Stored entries
--------------------

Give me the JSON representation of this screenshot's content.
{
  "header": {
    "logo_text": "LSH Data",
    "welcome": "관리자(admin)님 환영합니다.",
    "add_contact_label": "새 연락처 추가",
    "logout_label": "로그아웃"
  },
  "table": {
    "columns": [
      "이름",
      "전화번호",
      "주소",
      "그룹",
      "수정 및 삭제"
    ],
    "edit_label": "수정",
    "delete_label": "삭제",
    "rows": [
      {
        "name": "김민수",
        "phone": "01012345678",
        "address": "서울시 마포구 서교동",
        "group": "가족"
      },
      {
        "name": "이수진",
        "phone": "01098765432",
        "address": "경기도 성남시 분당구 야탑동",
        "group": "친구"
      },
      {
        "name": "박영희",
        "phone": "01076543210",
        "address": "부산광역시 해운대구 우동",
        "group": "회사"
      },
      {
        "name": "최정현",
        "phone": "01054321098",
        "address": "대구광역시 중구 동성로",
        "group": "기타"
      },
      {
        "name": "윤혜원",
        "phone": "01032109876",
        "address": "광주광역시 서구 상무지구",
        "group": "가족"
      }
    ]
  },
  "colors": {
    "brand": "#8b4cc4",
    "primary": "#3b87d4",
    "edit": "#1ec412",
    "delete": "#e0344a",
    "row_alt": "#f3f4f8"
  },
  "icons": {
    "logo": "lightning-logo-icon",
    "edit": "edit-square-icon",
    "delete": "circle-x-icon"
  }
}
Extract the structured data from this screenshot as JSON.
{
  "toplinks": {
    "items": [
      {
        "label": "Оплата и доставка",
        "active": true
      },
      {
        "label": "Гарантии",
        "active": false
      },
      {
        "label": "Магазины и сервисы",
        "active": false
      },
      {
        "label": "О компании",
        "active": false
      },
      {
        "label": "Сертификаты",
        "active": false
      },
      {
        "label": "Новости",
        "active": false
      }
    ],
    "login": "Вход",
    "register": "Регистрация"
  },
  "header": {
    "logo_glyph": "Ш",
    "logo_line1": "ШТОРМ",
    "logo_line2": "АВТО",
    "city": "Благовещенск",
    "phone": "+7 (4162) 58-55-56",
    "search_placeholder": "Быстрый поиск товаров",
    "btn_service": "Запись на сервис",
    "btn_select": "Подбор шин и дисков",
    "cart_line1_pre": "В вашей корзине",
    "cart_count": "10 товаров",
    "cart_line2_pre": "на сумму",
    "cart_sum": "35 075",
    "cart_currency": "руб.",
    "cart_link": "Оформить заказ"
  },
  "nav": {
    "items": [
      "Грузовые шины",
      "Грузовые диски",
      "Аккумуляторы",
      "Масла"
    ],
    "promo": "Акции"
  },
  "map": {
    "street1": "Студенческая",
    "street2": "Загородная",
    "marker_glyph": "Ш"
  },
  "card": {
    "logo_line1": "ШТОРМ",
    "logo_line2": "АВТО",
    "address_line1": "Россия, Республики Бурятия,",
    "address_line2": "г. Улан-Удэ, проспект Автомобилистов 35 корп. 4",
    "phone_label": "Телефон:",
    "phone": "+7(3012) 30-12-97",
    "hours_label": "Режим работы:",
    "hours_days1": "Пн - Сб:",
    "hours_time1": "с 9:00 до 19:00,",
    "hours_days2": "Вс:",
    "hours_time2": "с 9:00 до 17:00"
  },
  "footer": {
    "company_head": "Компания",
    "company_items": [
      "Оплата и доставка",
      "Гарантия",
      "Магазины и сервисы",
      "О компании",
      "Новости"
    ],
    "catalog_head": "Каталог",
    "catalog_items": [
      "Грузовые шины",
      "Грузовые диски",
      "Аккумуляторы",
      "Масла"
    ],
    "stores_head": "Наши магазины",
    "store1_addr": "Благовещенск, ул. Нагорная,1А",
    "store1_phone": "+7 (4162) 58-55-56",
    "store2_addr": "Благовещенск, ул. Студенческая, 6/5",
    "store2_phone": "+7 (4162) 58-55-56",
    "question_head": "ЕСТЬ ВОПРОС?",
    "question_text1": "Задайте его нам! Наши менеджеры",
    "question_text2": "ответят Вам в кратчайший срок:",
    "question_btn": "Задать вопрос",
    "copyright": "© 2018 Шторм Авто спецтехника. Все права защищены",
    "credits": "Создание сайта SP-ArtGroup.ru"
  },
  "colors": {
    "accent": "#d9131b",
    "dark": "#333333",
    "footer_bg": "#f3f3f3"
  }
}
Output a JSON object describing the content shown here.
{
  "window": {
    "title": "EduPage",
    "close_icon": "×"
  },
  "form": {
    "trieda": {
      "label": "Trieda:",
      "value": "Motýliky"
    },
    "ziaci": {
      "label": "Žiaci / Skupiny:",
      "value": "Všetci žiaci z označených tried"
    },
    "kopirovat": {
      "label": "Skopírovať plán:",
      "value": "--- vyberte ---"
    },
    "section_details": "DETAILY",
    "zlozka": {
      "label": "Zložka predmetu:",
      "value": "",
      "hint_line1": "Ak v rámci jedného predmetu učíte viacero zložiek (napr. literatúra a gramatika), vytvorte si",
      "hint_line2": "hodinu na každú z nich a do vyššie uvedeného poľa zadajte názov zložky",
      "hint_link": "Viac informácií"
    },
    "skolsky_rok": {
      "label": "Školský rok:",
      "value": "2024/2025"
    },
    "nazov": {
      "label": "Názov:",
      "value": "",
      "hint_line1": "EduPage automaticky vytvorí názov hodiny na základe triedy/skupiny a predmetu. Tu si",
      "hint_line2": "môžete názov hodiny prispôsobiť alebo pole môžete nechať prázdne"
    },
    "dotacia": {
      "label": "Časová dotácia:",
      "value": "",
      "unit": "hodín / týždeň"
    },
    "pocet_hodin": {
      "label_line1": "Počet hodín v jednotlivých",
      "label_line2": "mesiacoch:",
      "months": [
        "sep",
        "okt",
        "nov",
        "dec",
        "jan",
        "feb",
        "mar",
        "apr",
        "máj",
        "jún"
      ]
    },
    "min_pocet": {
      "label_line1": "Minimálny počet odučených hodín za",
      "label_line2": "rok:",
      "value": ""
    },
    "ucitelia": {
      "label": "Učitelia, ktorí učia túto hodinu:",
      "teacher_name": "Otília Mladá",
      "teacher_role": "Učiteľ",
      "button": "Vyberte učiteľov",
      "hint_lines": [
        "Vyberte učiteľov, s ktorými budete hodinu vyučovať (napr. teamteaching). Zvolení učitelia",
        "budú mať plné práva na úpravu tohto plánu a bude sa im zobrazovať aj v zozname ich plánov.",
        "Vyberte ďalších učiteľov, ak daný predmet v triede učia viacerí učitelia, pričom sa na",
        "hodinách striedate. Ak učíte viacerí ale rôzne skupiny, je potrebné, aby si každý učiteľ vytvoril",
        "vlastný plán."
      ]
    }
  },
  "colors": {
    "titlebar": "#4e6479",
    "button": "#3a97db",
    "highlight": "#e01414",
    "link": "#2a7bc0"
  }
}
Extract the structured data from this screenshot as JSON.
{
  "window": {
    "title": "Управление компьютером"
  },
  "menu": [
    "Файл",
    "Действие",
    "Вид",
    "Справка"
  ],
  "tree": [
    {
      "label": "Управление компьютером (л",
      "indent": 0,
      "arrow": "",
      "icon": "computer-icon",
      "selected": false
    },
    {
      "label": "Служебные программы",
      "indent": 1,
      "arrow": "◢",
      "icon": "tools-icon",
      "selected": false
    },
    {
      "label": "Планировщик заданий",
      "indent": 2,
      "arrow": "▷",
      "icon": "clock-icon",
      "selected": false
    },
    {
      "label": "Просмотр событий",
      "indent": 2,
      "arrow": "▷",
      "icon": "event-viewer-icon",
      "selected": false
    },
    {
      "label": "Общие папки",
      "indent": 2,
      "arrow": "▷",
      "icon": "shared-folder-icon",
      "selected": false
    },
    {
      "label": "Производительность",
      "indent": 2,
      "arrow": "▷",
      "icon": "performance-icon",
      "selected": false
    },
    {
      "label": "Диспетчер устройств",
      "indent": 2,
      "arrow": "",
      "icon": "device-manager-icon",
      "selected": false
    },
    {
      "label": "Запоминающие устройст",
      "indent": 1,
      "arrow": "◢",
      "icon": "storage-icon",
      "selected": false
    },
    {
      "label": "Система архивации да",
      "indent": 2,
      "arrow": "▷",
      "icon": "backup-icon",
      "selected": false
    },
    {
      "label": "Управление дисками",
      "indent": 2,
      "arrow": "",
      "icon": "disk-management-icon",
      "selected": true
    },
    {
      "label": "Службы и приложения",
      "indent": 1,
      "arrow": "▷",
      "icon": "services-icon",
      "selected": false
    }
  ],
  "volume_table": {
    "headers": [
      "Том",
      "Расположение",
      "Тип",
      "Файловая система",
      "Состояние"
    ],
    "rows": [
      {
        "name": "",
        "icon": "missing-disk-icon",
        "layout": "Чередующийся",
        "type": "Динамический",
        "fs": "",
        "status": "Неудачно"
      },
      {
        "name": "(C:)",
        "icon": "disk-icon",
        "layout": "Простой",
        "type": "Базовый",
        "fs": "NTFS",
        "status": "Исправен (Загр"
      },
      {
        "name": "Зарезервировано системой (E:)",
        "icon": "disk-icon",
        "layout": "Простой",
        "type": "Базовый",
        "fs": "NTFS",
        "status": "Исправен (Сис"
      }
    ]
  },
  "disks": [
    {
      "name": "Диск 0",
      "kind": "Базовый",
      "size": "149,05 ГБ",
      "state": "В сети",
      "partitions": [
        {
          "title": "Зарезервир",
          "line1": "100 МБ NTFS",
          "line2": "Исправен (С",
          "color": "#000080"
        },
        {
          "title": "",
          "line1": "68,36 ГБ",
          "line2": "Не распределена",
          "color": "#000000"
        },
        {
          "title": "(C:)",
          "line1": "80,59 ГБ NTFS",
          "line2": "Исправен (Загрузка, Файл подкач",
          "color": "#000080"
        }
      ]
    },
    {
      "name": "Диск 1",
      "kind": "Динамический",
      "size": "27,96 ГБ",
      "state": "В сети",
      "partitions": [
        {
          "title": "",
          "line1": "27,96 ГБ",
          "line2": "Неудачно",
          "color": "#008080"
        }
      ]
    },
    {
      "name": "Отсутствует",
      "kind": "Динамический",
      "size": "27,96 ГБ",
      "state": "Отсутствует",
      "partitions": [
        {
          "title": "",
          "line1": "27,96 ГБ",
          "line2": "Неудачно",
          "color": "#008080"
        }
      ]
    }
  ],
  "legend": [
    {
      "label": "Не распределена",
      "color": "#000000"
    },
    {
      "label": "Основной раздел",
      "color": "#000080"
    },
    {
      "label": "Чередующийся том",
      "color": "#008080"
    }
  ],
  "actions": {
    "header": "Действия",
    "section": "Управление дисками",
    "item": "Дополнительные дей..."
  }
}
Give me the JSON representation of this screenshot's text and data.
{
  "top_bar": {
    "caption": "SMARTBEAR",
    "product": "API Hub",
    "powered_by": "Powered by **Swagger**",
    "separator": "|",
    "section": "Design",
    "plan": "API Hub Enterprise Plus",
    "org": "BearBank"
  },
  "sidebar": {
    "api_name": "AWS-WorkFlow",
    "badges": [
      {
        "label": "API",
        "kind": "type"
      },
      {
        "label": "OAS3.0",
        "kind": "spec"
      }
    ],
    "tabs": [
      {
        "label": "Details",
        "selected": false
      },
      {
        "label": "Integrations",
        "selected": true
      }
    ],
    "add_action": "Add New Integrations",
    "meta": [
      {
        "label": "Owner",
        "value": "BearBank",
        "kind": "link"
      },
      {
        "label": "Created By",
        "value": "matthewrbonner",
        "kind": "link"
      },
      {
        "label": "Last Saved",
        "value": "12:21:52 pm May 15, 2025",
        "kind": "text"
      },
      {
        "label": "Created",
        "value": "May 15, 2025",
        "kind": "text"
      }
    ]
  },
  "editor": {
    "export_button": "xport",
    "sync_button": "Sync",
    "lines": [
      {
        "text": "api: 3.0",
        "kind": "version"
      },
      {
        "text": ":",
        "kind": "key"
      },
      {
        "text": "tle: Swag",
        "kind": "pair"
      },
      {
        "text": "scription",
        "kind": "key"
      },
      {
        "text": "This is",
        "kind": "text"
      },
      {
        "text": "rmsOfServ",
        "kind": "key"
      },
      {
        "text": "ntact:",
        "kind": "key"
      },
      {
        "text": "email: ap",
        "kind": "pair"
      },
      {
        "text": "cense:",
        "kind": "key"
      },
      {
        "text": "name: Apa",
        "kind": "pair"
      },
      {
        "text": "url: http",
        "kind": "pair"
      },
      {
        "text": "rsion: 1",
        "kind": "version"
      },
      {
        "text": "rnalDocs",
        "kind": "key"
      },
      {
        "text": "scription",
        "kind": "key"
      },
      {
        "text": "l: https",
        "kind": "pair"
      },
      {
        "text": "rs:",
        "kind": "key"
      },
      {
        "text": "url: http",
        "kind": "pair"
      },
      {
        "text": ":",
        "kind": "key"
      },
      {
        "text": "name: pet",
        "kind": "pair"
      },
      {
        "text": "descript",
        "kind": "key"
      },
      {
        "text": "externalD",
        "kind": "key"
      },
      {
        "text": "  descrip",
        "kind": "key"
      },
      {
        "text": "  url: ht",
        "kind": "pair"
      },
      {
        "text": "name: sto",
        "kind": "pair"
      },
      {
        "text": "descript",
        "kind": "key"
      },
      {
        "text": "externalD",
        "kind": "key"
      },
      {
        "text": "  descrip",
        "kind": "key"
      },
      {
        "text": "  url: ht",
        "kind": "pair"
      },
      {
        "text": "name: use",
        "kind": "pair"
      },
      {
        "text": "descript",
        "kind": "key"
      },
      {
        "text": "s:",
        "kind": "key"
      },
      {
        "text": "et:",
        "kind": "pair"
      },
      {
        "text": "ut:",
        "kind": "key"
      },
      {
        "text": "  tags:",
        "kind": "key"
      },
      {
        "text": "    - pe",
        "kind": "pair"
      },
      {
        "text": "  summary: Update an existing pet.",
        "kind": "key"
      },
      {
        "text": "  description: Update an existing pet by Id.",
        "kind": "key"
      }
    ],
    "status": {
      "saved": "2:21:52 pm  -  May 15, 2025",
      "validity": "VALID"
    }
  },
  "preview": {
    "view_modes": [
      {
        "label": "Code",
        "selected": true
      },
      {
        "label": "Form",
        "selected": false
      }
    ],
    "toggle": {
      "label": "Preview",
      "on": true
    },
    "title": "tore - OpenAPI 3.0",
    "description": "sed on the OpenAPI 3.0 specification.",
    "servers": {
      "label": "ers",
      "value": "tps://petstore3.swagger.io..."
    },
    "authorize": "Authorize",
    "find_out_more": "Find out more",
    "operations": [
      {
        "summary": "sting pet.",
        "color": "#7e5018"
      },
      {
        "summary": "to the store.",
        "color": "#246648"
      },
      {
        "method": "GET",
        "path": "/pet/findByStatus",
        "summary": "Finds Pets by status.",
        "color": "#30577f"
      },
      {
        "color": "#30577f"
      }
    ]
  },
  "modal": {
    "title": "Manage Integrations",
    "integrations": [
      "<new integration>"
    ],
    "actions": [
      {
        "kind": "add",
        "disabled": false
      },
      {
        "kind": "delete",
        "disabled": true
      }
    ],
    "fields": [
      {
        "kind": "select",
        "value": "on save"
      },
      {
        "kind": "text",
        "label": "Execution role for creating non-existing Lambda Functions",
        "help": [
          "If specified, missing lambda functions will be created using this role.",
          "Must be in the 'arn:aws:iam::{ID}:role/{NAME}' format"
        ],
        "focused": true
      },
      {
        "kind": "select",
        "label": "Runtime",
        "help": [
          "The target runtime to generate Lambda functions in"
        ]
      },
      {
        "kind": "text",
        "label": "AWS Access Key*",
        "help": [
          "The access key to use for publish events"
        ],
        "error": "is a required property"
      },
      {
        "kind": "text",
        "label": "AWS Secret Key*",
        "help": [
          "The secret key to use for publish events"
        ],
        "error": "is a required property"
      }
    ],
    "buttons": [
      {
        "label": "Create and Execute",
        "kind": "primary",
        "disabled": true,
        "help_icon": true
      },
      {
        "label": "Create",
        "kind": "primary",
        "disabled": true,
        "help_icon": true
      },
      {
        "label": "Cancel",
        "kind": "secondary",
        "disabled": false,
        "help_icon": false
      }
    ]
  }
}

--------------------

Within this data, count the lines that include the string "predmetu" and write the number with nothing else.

▶ [Response to the exercise]: 3